You are asked to repeat the listing word for word and to leave out its pictures.
- - - - - - -
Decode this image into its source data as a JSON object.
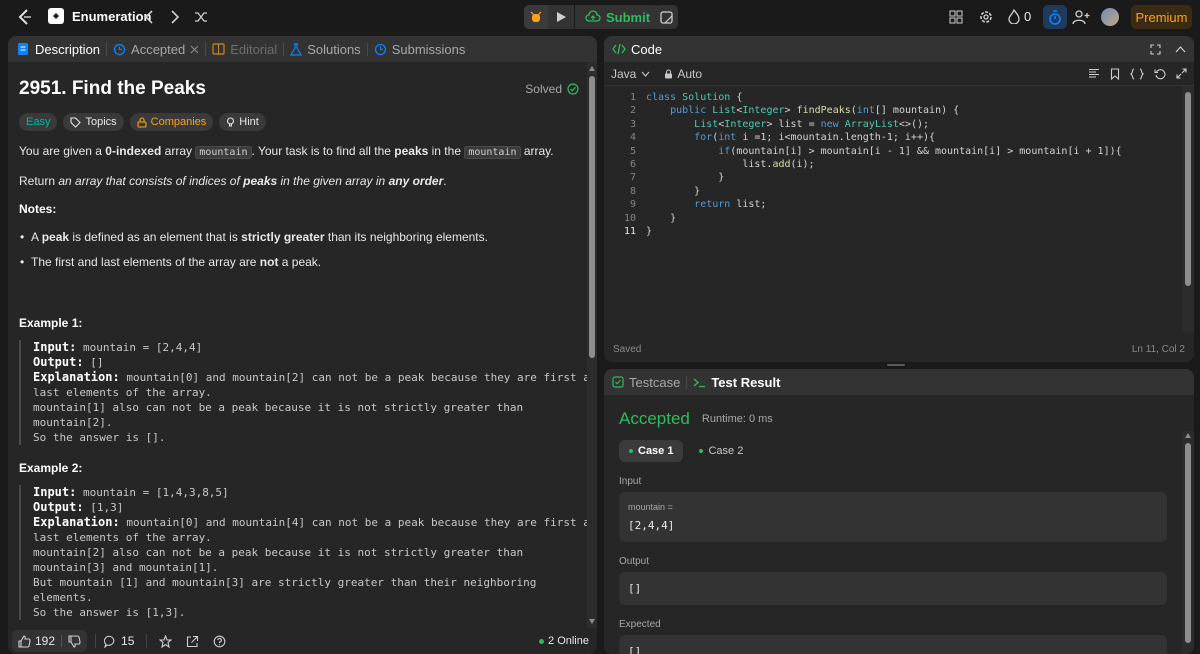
{
  "topbar": {
    "problem_list_label": "Enumeration",
    "submit_label": "Submit",
    "streak_count": "0",
    "premium_label": "Premium"
  },
  "left_tabs": {
    "description": "Description",
    "accepted": "Accepted",
    "editorial": "Editorial",
    "solutions": "Solutions",
    "submissions": "Submissions"
  },
  "problem": {
    "title": "2951. Find the Peaks",
    "status": "Solved",
    "difficulty": "Easy",
    "topics": "Topics",
    "companies": "Companies",
    "hint": "Hint",
    "p1_a": "You are given a ",
    "p1_b": "0-indexed",
    "p1_c": " array ",
    "p1_code1": "mountain",
    "p1_d": ". Your task is to find all the ",
    "p1_e": "peaks",
    "p1_f": " in the ",
    "p1_code2": "mountain",
    "p1_g": " array.",
    "p2_a": "Return ",
    "p2_b": "an array that consists of ",
    "p2_c": "indices",
    "p2_d": " of ",
    "p2_e": "peaks",
    "p2_f": " in the given array in ",
    "p2_g": "any order",
    "p2_h": ".",
    "notes_label": "Notes:",
    "note1_a": "A ",
    "note1_b": "peak",
    "note1_c": " is defined as an element that is ",
    "note1_d": "strictly greater",
    "note1_e": " than its neighboring elements.",
    "note2_a": "The first and last elements of the array are ",
    "note2_b": "not",
    "note2_c": " a peak.",
    "example1_label": "Example 1:",
    "example2_label": "Example 2:",
    "ex1": {
      "input_label": "Input:",
      "input": " mountain = [2,4,4]",
      "output_label": "Output:",
      "output": " []",
      "explanation_label": "Explanation:",
      "explanation": " mountain[0] and mountain[2] can not be a peak because they are first and\nlast elements of the array.\nmountain[1] also can not be a peak because it is not strictly greater than\nmountain[2].\nSo the answer is []."
    },
    "ex2": {
      "input_label": "Input:",
      "input": " mountain = [1,4,3,8,5]",
      "output_label": "Output:",
      "output": " [1,3]",
      "explanation_label": "Explanation:",
      "explanation": " mountain[0] and mountain[4] can not be a peak because they are first and\nlast elements of the array.\nmountain[2] also can not be a peak because it is not strictly greater than\nmountain[3] and mountain[1].\nBut mountain [1] and mountain[3] are strictly greater than their neighboring\nelements.\nSo the answer is [1,3]."
    }
  },
  "footer": {
    "likes": "192",
    "comments": "15",
    "online": "2 Online"
  },
  "code_panel": {
    "title": "Code",
    "language": "Java",
    "auto": "Auto",
    "saved": "Saved",
    "cursor": "Ln 11, Col 2",
    "lines": [
      "1",
      "2",
      "3",
      "4",
      "5",
      "6",
      "7",
      "8",
      "9",
      "10",
      "11"
    ]
  },
  "result_panel": {
    "testcase_tab": "Testcase",
    "result_tab": "Test Result",
    "verdict": "Accepted",
    "runtime": "Runtime: 0 ms",
    "case1": "Case 1",
    "case2": "Case 2",
    "input_label": "Input",
    "input_var": "mountain =",
    "input_value": "[2,4,4]",
    "output_label": "Output",
    "output_value": "[]",
    "expected_label": "Expected",
    "expected_value": "[]"
  },
  "colors": {
    "accent_green": "#2cbb5d",
    "easy_teal": "#00b8a3",
    "companies_orange": "#ffa116",
    "premium": "#ffa116",
    "link_blue": "#0a84ff"
  }
}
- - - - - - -
## TASK OUTPUT
Decode this image into its source data as a JSON object.
{
  "topbar": {
    "problem_list_label": "Enumeration",
    "submit_label": "Submit",
    "streak_count": "0",
    "premium_label": "Premium"
  },
  "left_tabs": {
    "description": "Description",
    "accepted": "Accepted",
    "editorial": "Editorial",
    "solutions": "Solutions",
    "submissions": "Submissions"
  },
  "problem": {
    "title": "2951. Find the Peaks",
    "status": "Solved",
    "difficulty": "Easy",
    "topics": "Topics",
    "companies": "Companies",
    "hint": "Hint",
    "p1_a": "You are given a ",
    "p1_b": "0-indexed",
    "p1_c": " array ",
    "p1_code1": "mountain",
    "p1_d": ". Your task is to find all the ",
    "p1_e": "peaks",
    "p1_f": " in the ",
    "p1_code2": "mountain",
    "p1_g": " array.",
    "p2_a": "Return ",
    "p2_b": "an array that consists of ",
    "p2_c": "indices",
    "p2_d": " of ",
    "p2_e": "peaks",
    "p2_f": " in the given array in ",
    "p2_g": "any order",
    "p2_h": ".",
    "notes_label": "Notes:",
    "note1_a": "A ",
    "note1_b": "peak",
    "note1_c": " is defined as an element that is ",
    "note1_d": "strictly greater",
    "note1_e": " than its neighboring elements.",
    "note2_a": "The first and last elements of the array are ",
    "note2_b": "not",
    "note2_c": " a peak.",
    "example1_label": "Example 1:",
    "example2_label": "Example 2:",
    "ex1": {
      "input_label": "Input:",
      "input": " mountain = [2,4,4]",
      "output_label": "Output:",
      "output": " []",
      "explanation_label": "Explanation:",
      "explanation": " mountain[0] and mountain[2] can not be a peak because they are first and\nlast elements of the array.\nmountain[1] also can not be a peak because it is not strictly greater than\nmountain[2].\nSo the answer is []."
    },
    "ex2": {
      "input_label": "Input:",
      "input": " mountain = [1,4,3,8,5]",
      "output_label": "Output:",
      "output": " [1,3]",
      "explanation_label": "Explanation:",
      "explanation": " mountain[0] and mountain[4] can not be a peak because they are first and\nlast elements of the array.\nmountain[2] also can not be a peak because it is not strictly greater than\nmountain[3] and mountain[1].\nBut mountain [1] and mountain[3] are strictly greater than their neighboring\nelements.\nSo the answer is [1,3]."
    }
  },
  "footer": {
    "likes": "192",
    "comments": "15",
    "online": "2 Online"
  },
  "code_panel": {
    "title": "Code",
    "language": "Java",
    "auto": "Auto",
    "saved": "Saved",
    "cursor": "Ln 11, Col 2",
    "lines": [
      "1",
      "2",
      "3",
      "4",
      "5",
      "6",
      "7",
      "8",
      "9",
      "10",
      "11"
    ]
  },
  "result_panel": {
    "testcase_tab": "Testcase",
    "result_tab": "Test Result",
    "verdict": "Accepted",
    "runtime": "Runtime: 0 ms",
    "case1": "Case 1",
    "case2": "Case 2",
    "input_label": "Input",
    "input_var": "mountain =",
    "input_value": "[2,4,4]",
    "output_label": "Output",
    "output_value": "[]",
    "expected_label": "Expected",
    "expected_value": "[]"
  },
  "colors": {
    "accent_green": "#2cbb5d",
    "easy_teal": "#00b8a3",
    "companies_orange": "#ffa116",
    "premium": "#ffa116",
    "link_blue": "#0a84ff"
  }
}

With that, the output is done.